OVER 50 YEARS AGO, IT ALL STARTED WITH TEACHING 23 YOUNG AMPUTEES TO CONQUER THE SKI SLOPES.
“Hal, I hate your guts!” That was one of the very first reactions Hal O’Leary received after his first morning out on the slopes with 23 children with amputations. In January of 1970 in Winter Park, CO, Hal embarked on an adventure to create a ski program to teach people with disabilities how to ski.
The National Sports Center for the Disabled’s story began when Winter Park Ski School was looking for ski instructors to teach amputees from Children’s Hospital Colorado how to ski. Hal was the first and only person to raise his hand. With only six days to prepare, he got to work teaching himself how to ski on a single ski with one leg suspended and borrowed outriggers for support.
Nothing could prepare Hal for his first morning with these children. There were many frustrated tears after repeatedly falling down in the snow on a particularly cold and windy morning. But despite all the frustration, Hal soon had them skiing down the hill in straight lines.

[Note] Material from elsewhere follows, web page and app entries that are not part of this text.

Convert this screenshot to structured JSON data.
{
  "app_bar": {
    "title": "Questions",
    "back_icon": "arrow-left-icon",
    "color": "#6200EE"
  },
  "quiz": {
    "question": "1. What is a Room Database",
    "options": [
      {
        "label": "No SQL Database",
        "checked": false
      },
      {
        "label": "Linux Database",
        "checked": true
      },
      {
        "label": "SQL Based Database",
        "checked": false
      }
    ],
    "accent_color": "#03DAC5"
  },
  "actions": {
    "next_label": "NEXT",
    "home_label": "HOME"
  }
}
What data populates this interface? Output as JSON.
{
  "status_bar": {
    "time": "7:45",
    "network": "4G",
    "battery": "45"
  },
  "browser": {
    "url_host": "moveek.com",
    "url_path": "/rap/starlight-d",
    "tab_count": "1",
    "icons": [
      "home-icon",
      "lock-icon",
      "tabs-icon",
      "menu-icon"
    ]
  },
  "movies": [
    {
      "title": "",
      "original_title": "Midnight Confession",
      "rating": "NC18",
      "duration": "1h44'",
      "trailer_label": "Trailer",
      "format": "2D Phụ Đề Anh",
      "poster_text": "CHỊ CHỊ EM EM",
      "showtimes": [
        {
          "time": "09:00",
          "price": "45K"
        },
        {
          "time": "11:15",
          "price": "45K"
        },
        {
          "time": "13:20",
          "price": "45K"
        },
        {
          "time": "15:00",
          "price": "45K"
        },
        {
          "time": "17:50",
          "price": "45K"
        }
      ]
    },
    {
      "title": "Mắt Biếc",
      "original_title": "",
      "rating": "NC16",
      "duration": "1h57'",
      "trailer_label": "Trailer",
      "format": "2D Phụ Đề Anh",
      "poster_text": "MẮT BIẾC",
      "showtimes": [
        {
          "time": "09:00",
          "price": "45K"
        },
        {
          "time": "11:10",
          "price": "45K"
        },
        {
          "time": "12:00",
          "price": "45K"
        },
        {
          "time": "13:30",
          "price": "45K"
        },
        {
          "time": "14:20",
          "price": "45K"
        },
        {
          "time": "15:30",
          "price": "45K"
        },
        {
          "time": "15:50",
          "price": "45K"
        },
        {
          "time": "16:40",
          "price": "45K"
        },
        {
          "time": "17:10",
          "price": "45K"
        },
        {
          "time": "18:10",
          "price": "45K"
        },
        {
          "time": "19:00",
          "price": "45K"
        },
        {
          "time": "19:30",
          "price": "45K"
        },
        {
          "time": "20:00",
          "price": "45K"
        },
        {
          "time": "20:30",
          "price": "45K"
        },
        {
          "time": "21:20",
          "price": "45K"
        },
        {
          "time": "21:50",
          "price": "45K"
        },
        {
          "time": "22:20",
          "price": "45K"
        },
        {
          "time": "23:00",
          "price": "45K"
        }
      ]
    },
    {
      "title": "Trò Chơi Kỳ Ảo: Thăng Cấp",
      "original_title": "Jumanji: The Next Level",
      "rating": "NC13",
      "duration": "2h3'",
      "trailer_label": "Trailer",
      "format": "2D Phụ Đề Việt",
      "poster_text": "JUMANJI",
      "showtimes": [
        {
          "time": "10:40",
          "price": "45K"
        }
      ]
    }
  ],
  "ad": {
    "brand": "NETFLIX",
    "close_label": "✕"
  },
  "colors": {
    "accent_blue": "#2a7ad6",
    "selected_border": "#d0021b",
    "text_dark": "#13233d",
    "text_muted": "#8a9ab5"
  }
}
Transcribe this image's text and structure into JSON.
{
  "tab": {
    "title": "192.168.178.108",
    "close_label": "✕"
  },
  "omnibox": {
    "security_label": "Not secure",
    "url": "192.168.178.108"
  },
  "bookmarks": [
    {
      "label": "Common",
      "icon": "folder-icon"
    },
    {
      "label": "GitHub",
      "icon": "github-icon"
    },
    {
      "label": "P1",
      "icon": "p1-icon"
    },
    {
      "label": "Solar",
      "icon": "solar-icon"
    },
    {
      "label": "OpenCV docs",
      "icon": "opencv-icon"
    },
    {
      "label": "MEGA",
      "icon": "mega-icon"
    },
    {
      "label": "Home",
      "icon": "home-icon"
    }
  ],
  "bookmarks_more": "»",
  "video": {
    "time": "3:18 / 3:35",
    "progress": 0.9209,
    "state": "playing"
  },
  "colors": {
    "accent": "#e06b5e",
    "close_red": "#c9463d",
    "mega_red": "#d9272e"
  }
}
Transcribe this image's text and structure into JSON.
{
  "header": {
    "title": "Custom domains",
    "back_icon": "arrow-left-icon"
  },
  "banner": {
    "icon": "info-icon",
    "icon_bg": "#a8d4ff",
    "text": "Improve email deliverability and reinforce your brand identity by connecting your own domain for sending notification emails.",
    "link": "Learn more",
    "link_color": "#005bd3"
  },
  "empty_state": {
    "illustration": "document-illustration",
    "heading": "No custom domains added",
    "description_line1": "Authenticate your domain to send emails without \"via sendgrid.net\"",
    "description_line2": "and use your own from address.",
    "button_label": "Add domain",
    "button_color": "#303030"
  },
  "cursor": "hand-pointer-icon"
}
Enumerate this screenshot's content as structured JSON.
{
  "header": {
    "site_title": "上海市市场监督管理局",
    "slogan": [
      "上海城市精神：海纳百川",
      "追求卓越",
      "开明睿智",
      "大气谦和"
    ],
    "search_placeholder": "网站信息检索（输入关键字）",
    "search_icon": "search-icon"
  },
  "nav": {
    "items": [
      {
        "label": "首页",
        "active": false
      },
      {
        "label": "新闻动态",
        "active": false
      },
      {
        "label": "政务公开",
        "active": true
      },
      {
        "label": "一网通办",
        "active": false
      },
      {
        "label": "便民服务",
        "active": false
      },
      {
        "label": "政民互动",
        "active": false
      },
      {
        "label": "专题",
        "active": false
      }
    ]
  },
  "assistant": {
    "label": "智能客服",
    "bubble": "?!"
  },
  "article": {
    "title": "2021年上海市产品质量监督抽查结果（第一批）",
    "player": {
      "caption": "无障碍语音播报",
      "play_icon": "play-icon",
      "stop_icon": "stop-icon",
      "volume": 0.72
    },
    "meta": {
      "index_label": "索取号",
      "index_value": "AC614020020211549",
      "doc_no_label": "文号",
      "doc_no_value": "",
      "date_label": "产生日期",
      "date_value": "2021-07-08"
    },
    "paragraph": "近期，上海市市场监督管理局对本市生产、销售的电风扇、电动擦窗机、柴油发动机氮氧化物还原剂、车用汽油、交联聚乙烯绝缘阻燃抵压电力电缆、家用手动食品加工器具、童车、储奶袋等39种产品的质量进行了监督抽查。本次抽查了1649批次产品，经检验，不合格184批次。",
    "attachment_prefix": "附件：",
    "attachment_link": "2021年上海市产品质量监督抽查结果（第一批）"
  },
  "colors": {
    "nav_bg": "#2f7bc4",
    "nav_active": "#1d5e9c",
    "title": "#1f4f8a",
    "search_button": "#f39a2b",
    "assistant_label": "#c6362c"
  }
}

By the end of the day everyone was laughing and that very same participant who complained earlier said,
“Hal, I don’t really hate you, I like you, you did a good job.”
From the joy and inspiration of these 23 amputees and Hal’s fierce determination to help them love playing in the great outdoors, we have worked tirelessly to expand on Hal’s vision of seeing the “able” in everyone and believing that anything is possible. Through the last 50 years, Hal has revolutionized the adaptive ski industry and has broken down the barriers between sports and those living with disabilities.
Today, the National Sports Center for the Disabled offers incredible adaptive outdoor experiences from skiing, hiking and horseback riding to rafting, archery, camping and more. And our Elite Athletes come from around the world to train here and ski competitively at the highest levels of their sport.